Required work:
For each line of the listing that holds "tweets", show the full line.

*** Opening Information given ***

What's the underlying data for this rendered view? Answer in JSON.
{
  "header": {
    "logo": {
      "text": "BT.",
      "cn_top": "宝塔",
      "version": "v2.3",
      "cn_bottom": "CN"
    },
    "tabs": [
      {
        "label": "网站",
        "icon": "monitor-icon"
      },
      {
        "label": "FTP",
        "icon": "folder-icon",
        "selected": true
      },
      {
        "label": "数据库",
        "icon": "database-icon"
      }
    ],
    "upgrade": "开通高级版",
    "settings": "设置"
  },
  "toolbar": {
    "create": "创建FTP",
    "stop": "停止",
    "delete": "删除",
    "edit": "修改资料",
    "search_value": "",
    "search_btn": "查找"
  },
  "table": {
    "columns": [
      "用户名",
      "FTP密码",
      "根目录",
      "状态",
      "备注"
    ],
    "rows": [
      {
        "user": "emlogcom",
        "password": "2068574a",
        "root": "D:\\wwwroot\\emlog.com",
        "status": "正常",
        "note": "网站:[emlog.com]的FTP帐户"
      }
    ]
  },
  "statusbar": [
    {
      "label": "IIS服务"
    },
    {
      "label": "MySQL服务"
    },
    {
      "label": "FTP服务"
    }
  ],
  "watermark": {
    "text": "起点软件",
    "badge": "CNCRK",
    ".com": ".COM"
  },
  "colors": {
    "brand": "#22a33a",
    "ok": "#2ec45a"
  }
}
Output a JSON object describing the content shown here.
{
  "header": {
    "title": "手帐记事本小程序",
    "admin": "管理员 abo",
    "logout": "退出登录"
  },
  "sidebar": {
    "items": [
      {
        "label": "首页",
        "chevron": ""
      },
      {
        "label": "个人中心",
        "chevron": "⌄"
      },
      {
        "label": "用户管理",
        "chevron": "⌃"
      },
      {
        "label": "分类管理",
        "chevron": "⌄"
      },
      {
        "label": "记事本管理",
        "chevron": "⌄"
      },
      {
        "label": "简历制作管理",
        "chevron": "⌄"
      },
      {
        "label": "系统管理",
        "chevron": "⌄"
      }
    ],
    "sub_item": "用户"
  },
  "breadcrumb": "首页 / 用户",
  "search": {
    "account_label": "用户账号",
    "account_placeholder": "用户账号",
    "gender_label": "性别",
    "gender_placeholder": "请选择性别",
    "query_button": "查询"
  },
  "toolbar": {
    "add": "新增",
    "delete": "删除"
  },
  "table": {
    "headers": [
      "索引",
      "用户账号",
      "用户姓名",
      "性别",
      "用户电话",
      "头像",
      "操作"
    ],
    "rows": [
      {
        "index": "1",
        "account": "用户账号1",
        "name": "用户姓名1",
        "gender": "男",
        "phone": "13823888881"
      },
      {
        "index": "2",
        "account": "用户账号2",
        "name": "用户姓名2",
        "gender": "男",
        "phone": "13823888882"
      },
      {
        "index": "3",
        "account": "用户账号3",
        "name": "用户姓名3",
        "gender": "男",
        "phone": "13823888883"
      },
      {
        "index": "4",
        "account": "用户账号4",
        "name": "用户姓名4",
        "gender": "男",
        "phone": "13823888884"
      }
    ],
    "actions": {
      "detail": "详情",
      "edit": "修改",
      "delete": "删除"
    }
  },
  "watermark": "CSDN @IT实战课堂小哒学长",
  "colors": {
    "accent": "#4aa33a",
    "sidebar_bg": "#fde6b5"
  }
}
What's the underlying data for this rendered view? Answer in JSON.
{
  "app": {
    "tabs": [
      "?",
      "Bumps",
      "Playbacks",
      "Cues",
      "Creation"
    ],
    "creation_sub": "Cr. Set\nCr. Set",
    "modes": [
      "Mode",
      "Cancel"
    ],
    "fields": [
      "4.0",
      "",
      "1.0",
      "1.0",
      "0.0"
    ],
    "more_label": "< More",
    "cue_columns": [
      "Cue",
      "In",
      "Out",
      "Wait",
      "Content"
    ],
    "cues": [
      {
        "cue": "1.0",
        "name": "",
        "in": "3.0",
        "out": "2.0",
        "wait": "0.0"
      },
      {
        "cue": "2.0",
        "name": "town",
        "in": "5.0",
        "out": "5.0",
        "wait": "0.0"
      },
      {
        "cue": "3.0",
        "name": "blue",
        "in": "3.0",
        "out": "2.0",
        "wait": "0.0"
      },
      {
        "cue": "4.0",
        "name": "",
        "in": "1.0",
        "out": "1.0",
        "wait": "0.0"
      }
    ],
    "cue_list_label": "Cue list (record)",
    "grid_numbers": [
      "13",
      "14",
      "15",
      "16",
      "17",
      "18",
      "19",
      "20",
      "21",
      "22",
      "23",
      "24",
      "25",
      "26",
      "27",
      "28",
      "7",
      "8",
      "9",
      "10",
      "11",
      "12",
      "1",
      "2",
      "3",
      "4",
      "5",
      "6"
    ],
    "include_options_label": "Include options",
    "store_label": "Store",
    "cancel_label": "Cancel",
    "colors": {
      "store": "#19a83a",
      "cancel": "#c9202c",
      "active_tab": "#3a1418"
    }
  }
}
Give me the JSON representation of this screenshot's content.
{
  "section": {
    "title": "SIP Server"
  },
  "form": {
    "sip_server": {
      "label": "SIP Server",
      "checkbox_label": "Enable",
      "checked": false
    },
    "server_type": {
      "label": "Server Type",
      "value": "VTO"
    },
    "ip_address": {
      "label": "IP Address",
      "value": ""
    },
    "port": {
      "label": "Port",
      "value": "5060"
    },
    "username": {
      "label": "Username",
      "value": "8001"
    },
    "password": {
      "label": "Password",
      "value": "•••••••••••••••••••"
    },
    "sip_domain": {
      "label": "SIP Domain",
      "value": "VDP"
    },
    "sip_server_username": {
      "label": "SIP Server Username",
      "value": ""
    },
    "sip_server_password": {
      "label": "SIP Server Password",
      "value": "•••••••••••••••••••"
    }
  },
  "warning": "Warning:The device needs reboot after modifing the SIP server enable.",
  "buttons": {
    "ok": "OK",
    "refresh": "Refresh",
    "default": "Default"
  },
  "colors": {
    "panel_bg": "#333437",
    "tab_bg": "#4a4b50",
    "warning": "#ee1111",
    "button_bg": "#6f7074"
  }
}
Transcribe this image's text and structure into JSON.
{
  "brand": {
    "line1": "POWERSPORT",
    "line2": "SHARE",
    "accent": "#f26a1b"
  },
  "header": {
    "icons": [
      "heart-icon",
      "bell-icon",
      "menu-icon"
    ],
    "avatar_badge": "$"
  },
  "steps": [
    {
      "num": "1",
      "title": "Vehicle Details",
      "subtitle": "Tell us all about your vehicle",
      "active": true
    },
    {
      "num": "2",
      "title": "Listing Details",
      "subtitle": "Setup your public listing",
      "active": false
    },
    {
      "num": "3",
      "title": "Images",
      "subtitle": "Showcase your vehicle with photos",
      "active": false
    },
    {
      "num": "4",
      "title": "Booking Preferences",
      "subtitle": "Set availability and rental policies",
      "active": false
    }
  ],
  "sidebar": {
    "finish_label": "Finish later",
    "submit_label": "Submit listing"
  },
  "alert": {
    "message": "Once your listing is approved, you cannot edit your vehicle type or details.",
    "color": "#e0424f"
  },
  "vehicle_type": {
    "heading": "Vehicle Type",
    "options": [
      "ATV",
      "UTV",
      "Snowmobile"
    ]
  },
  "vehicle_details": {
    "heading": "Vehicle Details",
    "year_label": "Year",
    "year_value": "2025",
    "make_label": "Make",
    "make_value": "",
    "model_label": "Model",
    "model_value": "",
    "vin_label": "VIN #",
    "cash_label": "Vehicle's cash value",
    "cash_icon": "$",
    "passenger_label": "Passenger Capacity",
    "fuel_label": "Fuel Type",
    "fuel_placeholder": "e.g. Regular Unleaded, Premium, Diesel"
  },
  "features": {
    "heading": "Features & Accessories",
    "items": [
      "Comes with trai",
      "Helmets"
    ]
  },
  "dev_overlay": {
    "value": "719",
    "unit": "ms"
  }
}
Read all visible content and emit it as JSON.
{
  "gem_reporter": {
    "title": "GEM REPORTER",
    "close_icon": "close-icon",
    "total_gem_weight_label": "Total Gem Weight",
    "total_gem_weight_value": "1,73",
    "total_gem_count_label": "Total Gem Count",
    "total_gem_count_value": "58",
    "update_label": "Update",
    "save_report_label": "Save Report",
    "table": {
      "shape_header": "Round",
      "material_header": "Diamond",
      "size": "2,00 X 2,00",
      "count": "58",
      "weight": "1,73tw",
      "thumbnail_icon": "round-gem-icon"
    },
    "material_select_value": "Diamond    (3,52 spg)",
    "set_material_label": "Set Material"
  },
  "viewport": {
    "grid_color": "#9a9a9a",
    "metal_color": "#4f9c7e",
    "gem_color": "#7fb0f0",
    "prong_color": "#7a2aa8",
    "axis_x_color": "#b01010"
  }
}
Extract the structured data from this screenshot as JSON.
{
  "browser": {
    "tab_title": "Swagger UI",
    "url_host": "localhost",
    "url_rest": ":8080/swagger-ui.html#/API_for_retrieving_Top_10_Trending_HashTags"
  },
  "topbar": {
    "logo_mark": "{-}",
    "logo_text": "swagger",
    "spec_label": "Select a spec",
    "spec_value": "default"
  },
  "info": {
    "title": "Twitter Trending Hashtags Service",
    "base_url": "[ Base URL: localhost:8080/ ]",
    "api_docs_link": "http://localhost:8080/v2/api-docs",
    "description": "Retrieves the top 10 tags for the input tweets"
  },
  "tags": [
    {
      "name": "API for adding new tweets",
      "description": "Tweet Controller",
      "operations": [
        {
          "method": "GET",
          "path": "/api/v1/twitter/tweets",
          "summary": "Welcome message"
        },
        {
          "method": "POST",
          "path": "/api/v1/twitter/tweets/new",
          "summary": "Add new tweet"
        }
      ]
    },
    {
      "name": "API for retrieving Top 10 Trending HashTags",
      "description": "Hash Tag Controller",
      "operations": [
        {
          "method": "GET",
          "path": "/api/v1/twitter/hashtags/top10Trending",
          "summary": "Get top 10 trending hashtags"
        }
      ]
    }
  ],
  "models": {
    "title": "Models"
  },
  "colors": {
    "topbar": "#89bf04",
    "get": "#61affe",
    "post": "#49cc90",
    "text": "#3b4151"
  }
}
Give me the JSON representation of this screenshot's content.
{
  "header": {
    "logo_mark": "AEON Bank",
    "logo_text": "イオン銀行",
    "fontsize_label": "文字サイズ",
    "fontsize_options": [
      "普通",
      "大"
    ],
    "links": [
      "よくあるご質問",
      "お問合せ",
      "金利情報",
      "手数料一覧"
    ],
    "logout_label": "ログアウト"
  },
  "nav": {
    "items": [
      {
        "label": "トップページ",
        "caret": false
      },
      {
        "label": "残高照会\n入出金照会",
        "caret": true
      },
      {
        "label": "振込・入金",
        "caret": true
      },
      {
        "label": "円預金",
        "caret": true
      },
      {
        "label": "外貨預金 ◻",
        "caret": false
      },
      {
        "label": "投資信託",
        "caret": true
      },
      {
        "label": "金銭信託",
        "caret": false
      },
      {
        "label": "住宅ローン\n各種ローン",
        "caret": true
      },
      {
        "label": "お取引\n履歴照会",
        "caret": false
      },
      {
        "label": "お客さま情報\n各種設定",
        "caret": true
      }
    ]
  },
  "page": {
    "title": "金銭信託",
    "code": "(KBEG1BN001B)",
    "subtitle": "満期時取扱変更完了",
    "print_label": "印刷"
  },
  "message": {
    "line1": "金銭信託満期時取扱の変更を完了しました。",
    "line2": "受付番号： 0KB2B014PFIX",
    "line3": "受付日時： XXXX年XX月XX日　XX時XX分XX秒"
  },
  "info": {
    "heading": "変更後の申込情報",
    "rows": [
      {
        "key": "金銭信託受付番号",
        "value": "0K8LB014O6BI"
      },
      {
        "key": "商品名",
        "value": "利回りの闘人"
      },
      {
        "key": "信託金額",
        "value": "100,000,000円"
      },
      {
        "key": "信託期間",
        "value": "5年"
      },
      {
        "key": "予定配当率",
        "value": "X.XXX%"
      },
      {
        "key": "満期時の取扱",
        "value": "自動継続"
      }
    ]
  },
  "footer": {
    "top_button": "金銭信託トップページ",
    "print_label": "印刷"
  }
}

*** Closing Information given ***

Solution to the exercise:
    "description": "Retrieves the top 10 tags for the input tweets"
      "name": "API for adding new tweets",
          "path": "/api/v1/twitter/tweets",
          "path": "/api/v1/twitter/tweets/new",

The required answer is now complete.